Wimbledon the other day was largely given over to a love-in with the Queen. Notable people- some of them intrinsically much more notable than she is - for example Roger Federer and Venus Williams- were lined up to touch the gloved hand and receive the gracious words. I could hardly bear to watch. I know this is a minority position, but I find the spectacle of one human being bowing and scaping to another human being profoundly dispiriting. I am a democrat to my bones.|
Meanwhile, Prince Charles' interference in the affair of the rebuild on the Chelsea Barracks site is being aired in the High Court. At one level this is a story about very rich people inconveniencing one another and really none of my business. On the other it's about Charles expoiting the cringe reflex that almost everyone- including Qatari sheiks- feels in the presence of British royalty- to impose his Betjemanesque taste in architecture on the world at large. It's an unfair exploitation of his position- and goes outside the terms of our gentleman's agreement of a constitution in which the royals are accorded symbolic status- and as much fawning as they can eat (which in Charles' case is an awful lot)- in return for their absolute neutrality. Charles regularly oversteps the mark- and needs to be told to stop.
I quite agree. There's something viscerally upsetting about the sight, to me. I suddenly feel quite alien from the majority of people, who (or so opinion polls and personal experience tell me) are either in favour of, or at least, indifferent to, the monarchy, and think that the whole pompencircumstance that goes with it lies somewhere on the spectrum between "one of the things that makes us British" and "reaffirmation of the natural order as set out in the unexpurgated version of 'All Things Bright and Beautiful'".
It actually feels slightly infantile, as if we'd all decided that on one day of the year we were going to wear nappies and eat Cow & Gate Banana Mush as "a tribute to the ideals of childhood".
I get the impression that Andy Murray wanted to side-step the whole thing, but got slapped into compliance by his management and the Wimbledon high-ups. It's a shame. I liked him better when he was an unreconstructed, chippy Scot.
Infantile is exactly what it is. I'm hungry for someone to step out of line and do something disrespectful. Where's Johnny Rotten when you need him? (Oh yes, I'd forgotten- he's busy selling butter...)
"I'm hungry for someone to step out of line and do something disrespectful. Where's Johnny Rotten when you need him? (Oh yes, I'd forgotten- he's busy selling butter...)"
That poor farmer and his wife!

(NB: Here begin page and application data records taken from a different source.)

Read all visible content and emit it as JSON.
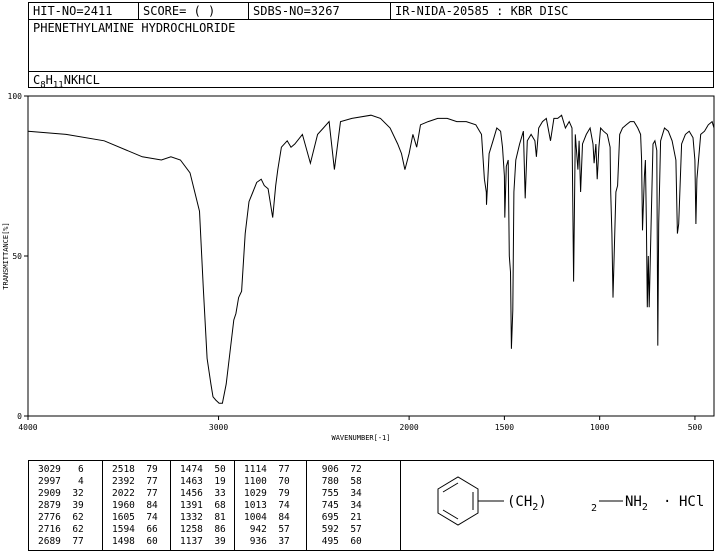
{
  "header": {
    "hit": "HIT-NO=2411",
    "score": "SCORE=  (   )",
    "sdbs": "SDBS-NO=3267",
    "method": "IR-NIDA-20585 : KBR DISC",
    "name": "PHENETHYLAMINE HYDROCHLORIDE",
    "formula_parts": [
      "C",
      "8",
      "H",
      "11",
      "NKHCL"
    ]
  },
  "chart_data": {
    "type": "line",
    "xlabel": "WAVENUMBER[-1]",
    "ylabel": "TRANSMITTANCE[%]",
    "xlim": [
      4000,
      400
    ],
    "ylim": [
      0,
      100
    ],
    "xticks": [
      4000,
      3000,
      2000,
      1500,
      1000,
      500
    ],
    "yticks": [
      0,
      50,
      100
    ],
    "grid": false,
    "series": [
      {
        "x": [
          4000,
          3800,
          3600,
          3400,
          3300,
          3250,
          3200,
          3150,
          3100,
          3080,
          3060,
          3040,
          3029,
          3015,
          2997,
          2980,
          2960,
          2940,
          2920,
          2909,
          2895,
          2879,
          2860,
          2840,
          2820,
          2800,
          2776,
          2760,
          2740,
          2716,
          2700,
          2689,
          2670,
          2640,
          2620,
          2600,
          2560,
          2518,
          2480,
          2450,
          2420,
          2392,
          2360,
          2300,
          2200,
          2150,
          2100,
          2060,
          2040,
          2022,
          2000,
          1980,
          1960,
          1940,
          1900,
          1850,
          1800,
          1750,
          1700,
          1650,
          1630,
          1620,
          1605,
          1595,
          1594,
          1580,
          1560,
          1540,
          1520,
          1510,
          1500,
          1498,
          1490,
          1480,
          1474,
          1468,
          1463,
          1456,
          1450,
          1440,
          1420,
          1400,
          1391,
          1380,
          1360,
          1340,
          1332,
          1320,
          1300,
          1280,
          1258,
          1240,
          1220,
          1200,
          1180,
          1160,
          1145,
          1137,
          1128,
          1114,
          1108,
          1100,
          1090,
          1070,
          1050,
          1035,
          1029,
          1020,
          1013,
          1008,
          1004,
          995,
          980,
          960,
          945,
          942,
          936,
          930,
          915,
          906,
          895,
          880,
          860,
          840,
          820,
          800,
          785,
          780,
          775,
          765,
          760,
          755,
          750,
          745,
          740,
          730,
          720,
          710,
          700,
          695,
          690,
          680,
          660,
          640,
          620,
          600,
          592,
          585,
          570,
          550,
          530,
          510,
          500,
          495,
          490,
          470,
          450,
          430,
          410,
          400
        ],
        "y": [
          89,
          88,
          86,
          81,
          80,
          81,
          80,
          76,
          64,
          40,
          18,
          10,
          6,
          5,
          4,
          4,
          10,
          20,
          30,
          32,
          37,
          39,
          57,
          67,
          70,
          73,
          74,
          72,
          71,
          62,
          72,
          77,
          84,
          86,
          84,
          85,
          88,
          79,
          88,
          90,
          92,
          77,
          92,
          93,
          94,
          93,
          90,
          85,
          82,
          77,
          82,
          88,
          84,
          91,
          92,
          93,
          93,
          92,
          92,
          91,
          89,
          88,
          74,
          70,
          66,
          82,
          86,
          90,
          89,
          84,
          75,
          62,
          78,
          80,
          50,
          45,
          21,
          33,
          70,
          80,
          85,
          89,
          68,
          86,
          88,
          86,
          81,
          90,
          92,
          93,
          86,
          93,
          93,
          94,
          90,
          92,
          90,
          42,
          88,
          77,
          86,
          70,
          85,
          88,
          90,
          85,
          79,
          85,
          74,
          79,
          84,
          90,
          89,
          88,
          84,
          70,
          57,
          37,
          70,
          72,
          88,
          90,
          91,
          92,
          92,
          90,
          88,
          80,
          58,
          75,
          80,
          60,
          34,
          50,
          34,
          60,
          85,
          86,
          83,
          22,
          60,
          86,
          90,
          89,
          86,
          80,
          57,
          60,
          85,
          88,
          89,
          87,
          80,
          60,
          74,
          88,
          89,
          91,
          92,
          90
        ]
      }
    ]
  },
  "peaks": [
    [
      [
        "3029",
        "6"
      ],
      [
        "2997",
        "4"
      ],
      [
        "2909",
        "32"
      ],
      [
        "2879",
        "39"
      ],
      [
        "2776",
        "62"
      ],
      [
        "2716",
        "62"
      ],
      [
        "2689",
        "77"
      ]
    ],
    [
      [
        "2518",
        "79"
      ],
      [
        "2392",
        "77"
      ],
      [
        "2022",
        "77"
      ],
      [
        "1960",
        "84"
      ],
      [
        "1605",
        "74"
      ],
      [
        "1594",
        "66"
      ],
      [
        "1498",
        "60"
      ]
    ],
    [
      [
        "1474",
        "50"
      ],
      [
        "1463",
        "19"
      ],
      [
        "1456",
        "33"
      ],
      [
        "1391",
        "68"
      ],
      [
        "1332",
        "81"
      ],
      [
        "1258",
        "86"
      ],
      [
        "1137",
        "39"
      ]
    ],
    [
      [
        "1114",
        "77"
      ],
      [
        "1100",
        "70"
      ],
      [
        "1029",
        "79"
      ],
      [
        "1013",
        "74"
      ],
      [
        "1004",
        "84"
      ],
      [
        "942",
        "57"
      ],
      [
        "936",
        "37"
      ]
    ],
    [
      [
        "906",
        "72"
      ],
      [
        "780",
        "58"
      ],
      [
        "755",
        "34"
      ],
      [
        "745",
        "34"
      ],
      [
        "695",
        "21"
      ],
      [
        "592",
        "57"
      ],
      [
        "495",
        "60"
      ]
    ]
  ],
  "structure": {
    "chain_label": "(CH",
    "chain_sub": "2",
    "chain_close": ")",
    "chain_count": "2",
    "dash": "—",
    "amine": "NH",
    "amine_sub": "2",
    "salt_dot": "·",
    "salt": "HCl"
  }
}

I did the curtseying thing as a kid when my dad was filming and photographing for the local paper and we got invited to join the line-up on a royal visit. As a kid it was exciting and respectful, but now I feel uncomfortable with it all, and enjoy myself when someone acts out of protocol and gives her a hug or whatever.
As for Charley-boy's latest antics, he has the same right to an opinion as everyone else, but he also, like everyone else, has no right to interfere. Is he going to reimburse the people who've lost out because of what he's done? I suspect not.
Charles is a rich man in his own right. He's entirely at liberty to conduct social experiments and build Georgian villages in his own time, on his own land, with his own money. Leading by example is fine. But using his position to twist the arms of government ministers and foreign investors is a violation of his very delicate constitutional position.
But hasn't Charles been effectively denied his "constitutional position", at least in terms of the royal succession? Perhaps in light of the way things turned out for him, he doesn't particularly care about propriety. From a distance, not sure that I blame him.
If Charles outlives his mother(which isn't a foregone conclusion) he'll be our next king. A lot of people would prefer the succession to jump a generation- to the highly popular William- but there's no provision for that to happen.
There was a poll on LJ a few weeks ago that asked "What do you do to celebrate your country's independence?" and I said "I don't think Britain is independent, it is still in thrall to Wiliam the Bastard and his Norman Barons". This bowing and scraping is so horribly feudal, it's time we let her bog off to Sandringham and invented something better.
I'm right behind you there.
I want a republic- and I want it NOW.
Republics are nice, but they don't seem to last very long. Sooner or later, the plutocrats and populists will tear them down.